The Killer Beez always try to remember the mantra of “Do not pass on the right”. This is because you may get trapped between the cyclist ahead and a hazard at the side of the road. Also, the rider ahead is not aware of your passing attempt. However, riding in a paceline seems contrary to our most basic rule, because we pass a former leader on their right. So let’s try and clear up this contradiction:

Always ride as far to the right as possible (safety permitting), which is usually in a marked bike lane, or to the right of a white line painted on the right of a roadway (a shoulder). Leaders of Killer Beez groups will try to choose routes with such a lane or shoulder along the route.

Bicycles have the same rights as all other vehicles and are allowed to use the roadway (i.e. to the left of the white line) if a bike lane or shoulder is not available or is unsafe (due to debris etc.). But be careful because some drivers don’t understand your need for space in their roadway.

When leading:

  • Point to any hazards in the lane, plus call and signal any upcoming turns or stops.
  • Don’t over-accelerate after a tight turn or climb because the riders behind are still going slowly and will get dropped.
  • When ready to give-up the lead, check there is no traffic behind, move slightly to the left, give a ”flick” with your right elbow so the second rider knows to assume the lead.
  • Ease off on your power slightly and “slide” to the back of the group. Note that you are “abreast” of other riders.

From the BC Motor Vehicle Act.

183 (2) A person operating a cycle……must not ride abreast of another person operating a cycle.

However if you checked the road was clear of traffic there should be no conflicts with drivers.

  • Not all of our Beez are strong enough to take a pull at the front. If that is you, please merge back as described above.

When taking over the lead:

  • DO NOT speed up.
  • DO NOT change gears, unless really necessary.
  • You should just feel a little more strain in your quads as you start to pull into the headwind.
  • Don’t overdo your effort and rip the group apart.
  • Listen for a call of “Gapping” from behind in case you start pulling away and need to slow down a little.
  • Remember that you are now responsible to send back hand (and voice) signals to other riders behind you.
  • If the previous leader rode faster or slower than normal for the group, try to reset to the normal pace.
  • The length of time each leader spends at the front will vary for each rider. Don’t be a hog at the front. When safe, pull out, do an elbow flick and slide back.

In the paceline:

The pull rider will ride at a constant pace and therefore will not coast. In order for the whole pace line to stay together and maintain a constant pace, no rider should be coasting. If you must slow slightly, a soft pedal may become necessary, or even a slight use of brake while maintaining soft pedal.

To summarize: The riders are not really “passing on the right”. It is more a case of the former leader “regressing on the left”. This is quite safe because both the former leader and the followers are aware of that happening. Also, the roadway to the left should be clear of traffic and safe for the former leader to slide back.

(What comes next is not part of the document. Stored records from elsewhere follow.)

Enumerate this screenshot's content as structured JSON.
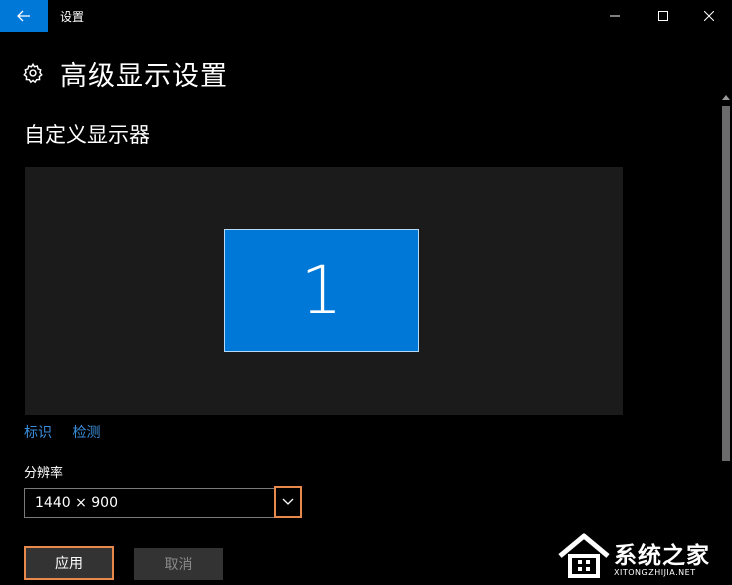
{
  "window": {
    "app_title": "设置"
  },
  "header": {
    "title": "高级显示设置"
  },
  "display": {
    "section_title": "自定义显示器",
    "monitor_number": "1",
    "identify_link": "标识",
    "detect_link": "检测"
  },
  "resolution": {
    "label": "分辨率",
    "selected_value": "1440 × 900"
  },
  "buttons": {
    "apply": "应用",
    "cancel": "取消"
  },
  "watermark": {
    "brand": "系统之家",
    "url": "XITONGZHIJIA.NET"
  },
  "colors": {
    "accent": "#0078d7",
    "highlight": "#e8884a",
    "link": "#3a8edb",
    "background": "#000000"
  },
  "icons": [
    "back-arrow-icon",
    "minimize-icon",
    "maximize-icon",
    "close-icon",
    "gear-icon",
    "chevron-down-icon",
    "scroll-up-icon"
  ]
}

The pace and structure of the group will change dynamically when climbing a hill due to the different speeds of each rider. A lot of passing will occur.

Our basic rule of ‘No passing on the right’ applies here as this is not a paceline situation. The steepness of the hill will determine when the group dynamic changes. Leaders are no longer sliding back, and strong riders are moving to the front.

Remember to keep as far to the RIGHT as possible, so that a stronger rider can pass on your left. If you are a slow climber, stay right. Other riders will pass on your left when they can safely do so. The onus of safety is on the rider that is overtaking.

If you wish to pass a slower rider, wait until it is safe to do so, and pass on their LEFT side. Call “On your left” (unless there is lots of room and the group is going very slowly). Then move to the right so that a faster rider can pass you.